What gets measured, gets managed.

In the famous words of the late management expert, Peter Drucker, “What gets measured, gets managed.” Businesses have to track their revenue to know if they’re growing. Families have to track their expenses to know if they’re sticking to their budgets.

Some say, “Just use the mirror to track progress.” I disagree. It’s extremely difficult to see progress just by looking at ourselves.

Fat loss takes time. We see ourselves in the mirror every time we walk in a bathroom. Because fat loss is a slow process and you see yourself so often, you will have made no progress between now and when you look in the mirror next. For this reason, we have to have a concrete way of tracking progress.

Be consistent.

Even more important than stepping on the scale, is stepping on the scale consistently. Weight loss is not linear. Most people expect weight loss to happen consistently, which almost never happens. More often than not, weight loss looks something like this:

Scott K Weight Chart w arrows.png

What I see with many clients is a period of several days with no movement on the scale or even a small climb upward in weight, followed by a drop. Then there will be another period of several days (or even a week or two) with no movement or a small climb upward, followed by another drop.

That’s why I recommend people weigh and track body weight daily. Tracking body weight sporadically can be as bad as not tracking at all. It could be the difference between your weight chart looking like this:

Scott K chart with line.png

versus this:

Scott K Pretend chart with line.png

It could be the difference between knowing you’re on track and thinking you’re making no progress and that your program isn’t working. By the way, those weight charts both belong to the same client. I simply omitted a few of their entries in the second chart, to show how drastically it can alter how you view your progress.

This is incredibly important. How you view your progress can be the difference between being excited about your program and quitting your program out of frustration over perceived lack of results.

Alternative to Body Weight

Some people can become overly obsessed with numbers when tracking weight loss progress. If this is you, try using a method of tracking progress that doesn’t involve numbers.

Get a pair of jeans that are a bit tight and try them on a couple of times per month. If they’re getting looser, you’re making progress. While subjective and less precise, this method may be a better option for some.

Final Note

I want to make it clear, the scale does not capture all progress that is being made. If you’re new to weightlifting, it’s not uncommon for the amount of weight you’ll gain from added muscle to be close to, or even equal to, the amount of weight you’ll lose from lost body fat.
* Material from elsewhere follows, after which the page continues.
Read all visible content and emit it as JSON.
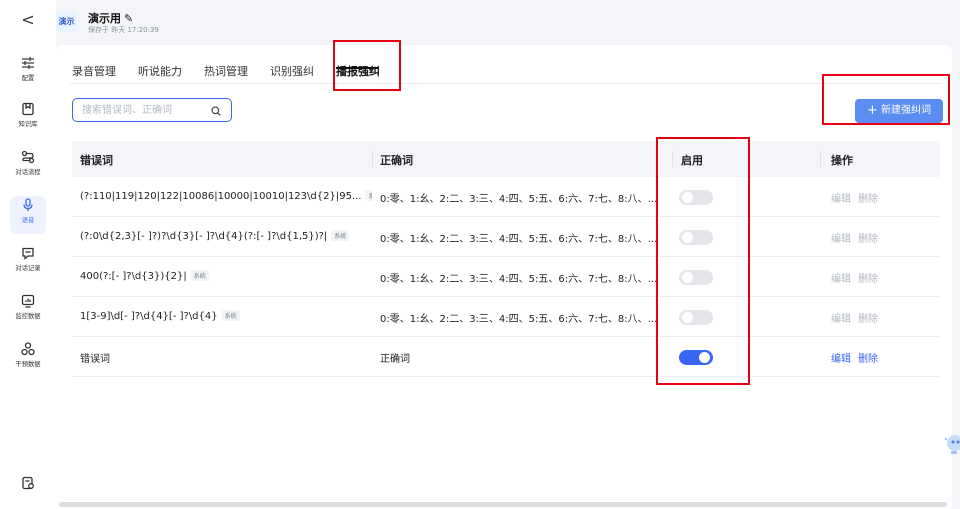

If this is the case, the scale won’t move much, if any. (I talked about this in another post a couple of weeks ago. Click here for that post.)

For this reason, I use scale weight, waist measurements, and progress pictures to track my clients progress. If you want to learn more about how, when, and why to take each of these, click here.

Thank you so much for reading! If you found this information helpful and want to help the Treadaway Training blogcast grow, simply share this post with a friend. If you like what I have to say, sign up below to become a Treadaway Training insider or check out my YouTube channel. I will be back here Saturday with another fat loss topic. As always, God bless you AND your family and I'll see you Saturday.